So far, however, few companies are doing so. Of the four largest companies operating in the District, Maryland and Virginia, none gives such discounts, though Geico is considering it.

Typical is Allstate's view. According to spokesman Jack Turbidy, "Our experience as a company has been that there are so many devices -- some work extremely well, some don't work at all, and it's difficult to tell which work and which don't." Consequently, across-the-board discounts would cut rates for bad devices as well as good ones.

In a half-dozen states, legislators or regulators have stepped in to mandate the discounts, which range up to 20 percent on the comprehensive portion of the policy, but most commonly are in the 5-to-15-percent range, depending on the type of device.

The states, though, are relying on general guidelines, rather than rating the individual devices.

So what's a consumer to do?

First, decide if you need such an antitheft device at all. If you have an expensive car and live in a metropolitan area -- or regularly park in one -- you should consider one, insurance industry officials say. Likewise if you own any type of sports car.

Noted Daniel W. Kummer of the Alliance of American Insurers: "Whether you get a {insurance} credit or not, the device serves a useful purpose." Second, you can look to the various state rules -- and your own driving habits -- for general guidance.

The top-rated systems are called "passive disabling devices." Passive means that the driver doesn't need to do anything to arm them. Disabling means that they prevent the car from being driven, usually by shutting off the fuel or ignition or both.
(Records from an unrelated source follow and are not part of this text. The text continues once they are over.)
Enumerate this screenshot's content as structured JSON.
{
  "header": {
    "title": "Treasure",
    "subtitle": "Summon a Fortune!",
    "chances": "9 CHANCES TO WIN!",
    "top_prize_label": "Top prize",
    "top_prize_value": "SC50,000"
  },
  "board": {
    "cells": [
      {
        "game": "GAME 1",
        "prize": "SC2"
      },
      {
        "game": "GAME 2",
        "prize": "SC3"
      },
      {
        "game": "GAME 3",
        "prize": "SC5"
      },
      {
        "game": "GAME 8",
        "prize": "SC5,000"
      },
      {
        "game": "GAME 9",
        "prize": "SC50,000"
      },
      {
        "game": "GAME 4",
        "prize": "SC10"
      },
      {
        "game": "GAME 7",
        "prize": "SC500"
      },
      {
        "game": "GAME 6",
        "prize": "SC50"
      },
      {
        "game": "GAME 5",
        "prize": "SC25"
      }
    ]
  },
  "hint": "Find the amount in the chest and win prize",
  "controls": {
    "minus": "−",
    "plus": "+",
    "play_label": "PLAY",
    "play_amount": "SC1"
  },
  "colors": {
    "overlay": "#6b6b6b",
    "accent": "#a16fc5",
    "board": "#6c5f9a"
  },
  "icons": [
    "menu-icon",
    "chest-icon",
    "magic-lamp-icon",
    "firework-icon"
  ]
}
Insurers and regulators prefer these to "active" systems because there is no worry that the driver will rush off and forget to set them.
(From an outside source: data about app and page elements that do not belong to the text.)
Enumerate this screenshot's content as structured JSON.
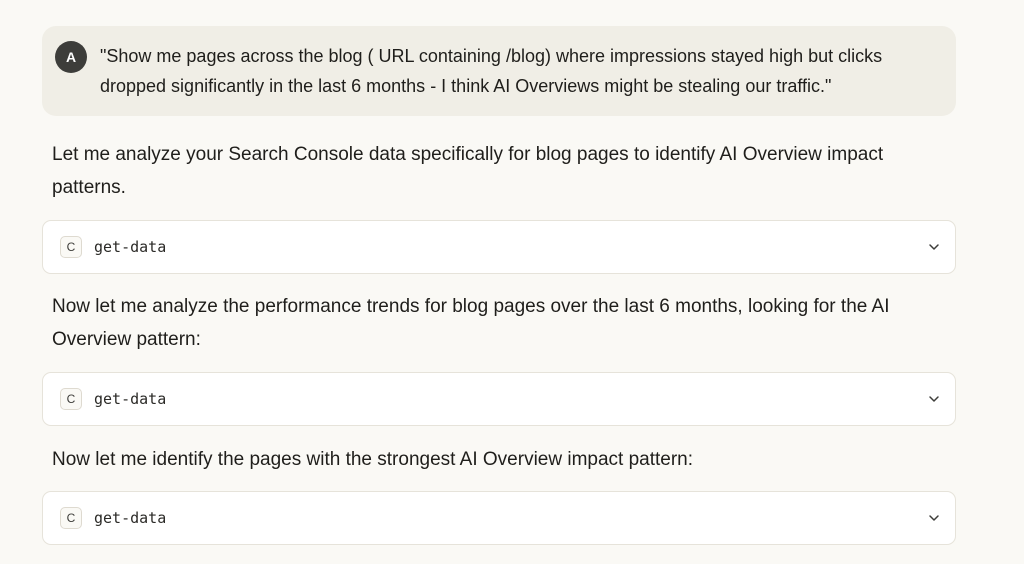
{
  "user_message": {
    "avatar_initial": "A",
    "text": "\"Show me pages across the blog ( URL containing /blog) where impressions stayed high but clicks dropped significantly in the last 6 months - I think AI Overviews might be stealing our traffic.\""
  },
  "assistant": {
    "paragraphs": [
      "Let me analyze your Search Console data specifically for blog pages to identify AI Overview impact patterns.",
      "Now let me analyze the performance trends for blog pages over the last 6 months, looking for the AI Overview pattern:",
      "Now let me identify the pages with the strongest AI Overview impact pattern:"
    ],
    "tool_calls": [
      {
        "icon_letter": "C",
        "name": "get-data",
        "icon": "chevron-down-icon"
      },
      {
        "icon_letter": "C",
        "name": "get-data",
        "icon": "chevron-down-icon"
      },
      {
        "icon_letter": "C",
        "name": "get-data",
        "icon": "chevron-down-icon"
      }
    ]
  },
  "colors": {
    "background": "#faf9f5",
    "user_bubble": "#f0eee6",
    "avatar": "#3d3d3a",
    "card_border": "#e6e3da"
  }
}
But the passive systems are the most expensive, and usually require professional installation. So if you are very conscientious, something you have to set can be just as effective. Some of these are very simple gadgets that lock the steering wheel and/or brake or gas pedal.

"Anything that can slow down a thief" is a help, said Harvey Seymour of the Insurance Information Institute. " ... The more problems you throw in the way of a car thief, the more likely he is to say this is too much work, and look for an easier target across the street."
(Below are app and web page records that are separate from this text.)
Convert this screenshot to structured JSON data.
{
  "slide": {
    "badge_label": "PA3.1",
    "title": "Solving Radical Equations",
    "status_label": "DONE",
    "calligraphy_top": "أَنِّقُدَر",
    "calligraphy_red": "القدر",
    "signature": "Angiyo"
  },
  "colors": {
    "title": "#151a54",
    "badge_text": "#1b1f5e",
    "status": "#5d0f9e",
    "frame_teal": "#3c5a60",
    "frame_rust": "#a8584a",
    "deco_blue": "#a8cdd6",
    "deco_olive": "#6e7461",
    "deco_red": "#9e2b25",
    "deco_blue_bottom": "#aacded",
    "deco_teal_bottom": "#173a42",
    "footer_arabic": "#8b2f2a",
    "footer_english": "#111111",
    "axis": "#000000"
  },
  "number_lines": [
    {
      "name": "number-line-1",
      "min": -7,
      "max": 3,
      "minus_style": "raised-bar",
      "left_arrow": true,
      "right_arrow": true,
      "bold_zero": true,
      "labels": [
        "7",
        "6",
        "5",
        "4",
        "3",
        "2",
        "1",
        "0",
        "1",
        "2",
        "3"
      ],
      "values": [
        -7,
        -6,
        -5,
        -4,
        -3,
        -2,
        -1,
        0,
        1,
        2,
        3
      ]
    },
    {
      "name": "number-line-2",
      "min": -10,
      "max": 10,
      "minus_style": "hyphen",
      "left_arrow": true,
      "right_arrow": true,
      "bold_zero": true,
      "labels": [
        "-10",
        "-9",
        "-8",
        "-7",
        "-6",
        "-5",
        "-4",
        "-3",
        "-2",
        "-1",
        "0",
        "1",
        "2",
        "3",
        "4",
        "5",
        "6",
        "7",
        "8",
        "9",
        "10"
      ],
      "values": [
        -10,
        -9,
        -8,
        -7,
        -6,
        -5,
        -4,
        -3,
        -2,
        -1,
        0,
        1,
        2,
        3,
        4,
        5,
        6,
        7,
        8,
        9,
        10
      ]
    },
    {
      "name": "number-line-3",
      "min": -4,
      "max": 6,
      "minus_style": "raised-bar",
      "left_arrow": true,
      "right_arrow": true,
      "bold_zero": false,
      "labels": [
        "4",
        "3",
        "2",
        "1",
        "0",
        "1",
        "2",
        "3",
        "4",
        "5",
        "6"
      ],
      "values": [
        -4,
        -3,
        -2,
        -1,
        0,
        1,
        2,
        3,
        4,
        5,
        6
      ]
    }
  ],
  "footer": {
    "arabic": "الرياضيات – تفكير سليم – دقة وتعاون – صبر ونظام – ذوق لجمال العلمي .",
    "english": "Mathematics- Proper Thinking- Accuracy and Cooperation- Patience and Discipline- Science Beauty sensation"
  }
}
MORE ON D.C. BONDS ... A passing reference in this column last week to the impending end to the District's blanket tax exemption for municipal bonds from other jurisdictions apparently caught a number of readers by surprise, and many called seeking additional information. The situation, in brief, is this:

In the pre-Home Rule years, the District did not issue municipal bonds of its own, but instead met its capital needs by borrowing from the U.S. Treasury. But in 1982, to bring its tax code into conformity with federal law and in anticipation of entering the bond market, the City Council voted to begin taxing bonds from other jurisdictions.

To ease the impact on D.C. residents, the council provided a 10-year grace period for individual (though not corporate) taxpayers, and included a grandfather clause: Tax-exempt bonds bought by a city resident on or before Dec. 31, 1991, will continue to be tax exempt. Such bonds -- other than ones issued by the District -- that are bought on or after Jan. 1, 1992, will be taxed.